Records to process:
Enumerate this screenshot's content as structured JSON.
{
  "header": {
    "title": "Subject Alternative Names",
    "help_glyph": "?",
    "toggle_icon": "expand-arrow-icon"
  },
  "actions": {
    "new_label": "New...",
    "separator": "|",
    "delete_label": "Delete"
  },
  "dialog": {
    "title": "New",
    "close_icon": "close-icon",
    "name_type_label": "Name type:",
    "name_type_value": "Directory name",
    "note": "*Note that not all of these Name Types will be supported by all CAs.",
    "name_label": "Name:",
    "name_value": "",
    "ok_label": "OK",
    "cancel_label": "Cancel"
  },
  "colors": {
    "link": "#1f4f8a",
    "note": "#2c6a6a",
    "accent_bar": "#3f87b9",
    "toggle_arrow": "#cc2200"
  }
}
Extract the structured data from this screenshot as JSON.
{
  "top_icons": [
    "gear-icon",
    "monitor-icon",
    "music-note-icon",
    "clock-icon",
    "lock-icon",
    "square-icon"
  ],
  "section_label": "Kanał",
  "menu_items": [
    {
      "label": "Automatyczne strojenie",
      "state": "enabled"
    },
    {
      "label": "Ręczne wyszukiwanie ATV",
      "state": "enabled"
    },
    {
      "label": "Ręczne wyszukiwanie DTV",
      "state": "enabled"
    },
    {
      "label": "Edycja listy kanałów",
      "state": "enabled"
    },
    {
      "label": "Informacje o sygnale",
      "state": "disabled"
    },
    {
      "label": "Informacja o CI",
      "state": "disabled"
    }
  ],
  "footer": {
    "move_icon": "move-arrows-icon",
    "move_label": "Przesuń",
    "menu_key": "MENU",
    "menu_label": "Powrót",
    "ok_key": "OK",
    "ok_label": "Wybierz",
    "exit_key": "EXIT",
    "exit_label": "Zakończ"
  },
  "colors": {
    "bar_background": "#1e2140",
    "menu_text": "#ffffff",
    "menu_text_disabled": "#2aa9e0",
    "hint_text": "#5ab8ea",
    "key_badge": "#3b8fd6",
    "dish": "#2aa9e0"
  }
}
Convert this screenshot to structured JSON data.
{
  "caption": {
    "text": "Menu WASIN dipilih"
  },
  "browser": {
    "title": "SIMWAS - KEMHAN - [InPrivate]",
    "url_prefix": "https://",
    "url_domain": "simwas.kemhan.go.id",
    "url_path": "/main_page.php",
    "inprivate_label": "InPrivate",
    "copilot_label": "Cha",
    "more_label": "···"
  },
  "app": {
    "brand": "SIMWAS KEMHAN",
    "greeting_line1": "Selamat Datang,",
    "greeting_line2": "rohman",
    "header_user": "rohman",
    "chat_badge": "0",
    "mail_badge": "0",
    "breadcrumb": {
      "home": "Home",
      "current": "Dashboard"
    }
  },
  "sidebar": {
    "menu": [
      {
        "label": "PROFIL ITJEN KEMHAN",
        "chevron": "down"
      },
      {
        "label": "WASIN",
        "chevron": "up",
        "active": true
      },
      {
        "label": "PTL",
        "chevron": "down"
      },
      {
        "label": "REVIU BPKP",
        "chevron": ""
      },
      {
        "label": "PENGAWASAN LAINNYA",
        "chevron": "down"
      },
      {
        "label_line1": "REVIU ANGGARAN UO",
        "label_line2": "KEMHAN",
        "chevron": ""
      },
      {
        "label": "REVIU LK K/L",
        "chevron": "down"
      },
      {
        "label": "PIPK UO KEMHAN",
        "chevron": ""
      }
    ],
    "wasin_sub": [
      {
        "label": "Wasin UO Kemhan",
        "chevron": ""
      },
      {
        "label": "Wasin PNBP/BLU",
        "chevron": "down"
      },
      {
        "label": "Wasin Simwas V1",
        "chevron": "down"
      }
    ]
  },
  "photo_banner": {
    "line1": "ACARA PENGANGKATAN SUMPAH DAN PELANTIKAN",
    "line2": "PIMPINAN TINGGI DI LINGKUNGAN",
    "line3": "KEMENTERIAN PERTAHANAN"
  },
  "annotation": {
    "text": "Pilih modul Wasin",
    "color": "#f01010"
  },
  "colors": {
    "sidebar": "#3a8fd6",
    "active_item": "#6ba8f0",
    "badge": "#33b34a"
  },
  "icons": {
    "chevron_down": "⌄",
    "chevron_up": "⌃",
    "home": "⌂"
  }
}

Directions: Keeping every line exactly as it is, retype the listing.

Your solution:
Enumerate this screenshot's content as structured JSON.
{
  "header": {
    "title": "Subject Alternative Names",
    "help_glyph": "?",
    "toggle_icon": "expand-arrow-icon"
  },
  "actions": {
    "new_label": "New...",
    "separator": "|",
    "delete_label": "Delete"
  },
  "dialog": {
    "title": "New",
    "close_icon": "close-icon",
    "name_type_label": "Name type:",
    "name_type_value": "Directory name",
    "note": "*Note that not all of these Name Types will be supported by all CAs.",
    "name_label": "Name:",
    "name_value": "",
    "ok_label": "OK",
    "cancel_label": "Cancel"
  },
  "colors": {
    "link": "#1f4f8a",
    "note": "#2c6a6a",
    "accent_bar": "#3f87b9",
    "toggle_arrow": "#cc2200"
  }
}
Extract the structured data from this screenshot as JSON.
{
  "top_icons": [
    "gear-icon",
    "monitor-icon",
    "music-note-icon",
    "clock-icon",
    "lock-icon",
    "square-icon"
  ],
  "section_label": "Kanał",
  "menu_items": [
    {
      "label": "Automatyczne strojenie",
      "state": "enabled"
    },
    {
      "label": "Ręczne wyszukiwanie ATV",
      "state": "enabled"
    },
    {
      "label": "Ręczne wyszukiwanie DTV",
      "state": "enabled"
    },
    {
      "label": "Edycja listy kanałów",
      "state": "enabled"
    },
    {
      "label": "Informacje o sygnale",
      "state": "disabled"
    },
    {
      "label": "Informacja o CI",
      "state": "disabled"
    }
  ],
  "footer": {
    "move_icon": "move-arrows-icon",
    "move_label": "Przesuń",
    "menu_key": "MENU",
    "menu_label": "Powrót",
    "ok_key": "OK",
    "ok_label": "Wybierz",
    "exit_key": "EXIT",
    "exit_label": "Zakończ"
  },
  "colors": {
    "bar_background": "#1e2140",
    "menu_text": "#ffffff",
    "menu_text_disabled": "#2aa9e0",
    "hint_text": "#5ab8ea",
    "key_badge": "#3b8fd6",
    "dish": "#2aa9e0"
  }
}
Convert this screenshot to structured JSON data.
{
  "caption": {
    "text": "Menu WASIN dipilih"
  },
  "browser": {
    "title": "SIMWAS - KEMHAN - [InPrivate]",
    "url_prefix": "https://",
    "url_domain": "simwas.kemhan.go.id",
    "url_path": "/main_page.php",
    "inprivate_label": "InPrivate",
    "copilot_label": "Cha",
    "more_label": "···"
  },
  "app": {
    "brand": "SIMWAS KEMHAN",
    "greeting_line1": "Selamat Datang,",
    "greeting_line2": "rohman",
    "header_user": "rohman",
    "chat_badge": "0",
    "mail_badge": "0",
    "breadcrumb": {
      "home": "Home",
      "current": "Dashboard"
    }
  },
  "sidebar": {
    "menu": [
      {
        "label": "PROFIL ITJEN KEMHAN",
        "chevron": "down"
      },
      {
        "label": "WASIN",
        "chevron": "up",
        "active": true
      },
      {
        "label": "PTL",
        "chevron": "down"
      },
      {
        "label": "REVIU BPKP",
        "chevron": ""
      },
      {
        "label": "PENGAWASAN LAINNYA",
        "chevron": "down"
      },
      {
        "label_line1": "REVIU ANGGARAN UO",
        "label_line2": "KEMHAN",
        "chevron": ""
      },
      {
        "label": "REVIU LK K/L",
        "chevron": "down"
      },
      {
        "label": "PIPK UO KEMHAN",
        "chevron": ""
      }
    ],
    "wasin_sub": [
      {
        "label": "Wasin UO Kemhan",
        "chevron": ""
      },
      {
        "label": "Wasin PNBP/BLU",
        "chevron": "down"
      },
      {
        "label": "Wasin Simwas V1",
        "chevron": "down"
      }
    ]
  },
  "photo_banner": {
    "line1": "ACARA PENGANGKATAN SUMPAH DAN PELANTIKAN",
    "line2": "PIMPINAN TINGGI DI LINGKUNGAN",
    "line3": "KEMENTERIAN PERTAHANAN"
  },
  "annotation": {
    "text": "Pilih modul Wasin",
    "color": "#f01010"
  },
  "colors": {
    "sidebar": "#3a8fd6",
    "active_item": "#6ba8f0",
    "badge": "#33b34a"
  },
  "icons": {
    "chevron_down": "⌄",
    "chevron_up": "⌃",
    "home": "⌂"
  }
}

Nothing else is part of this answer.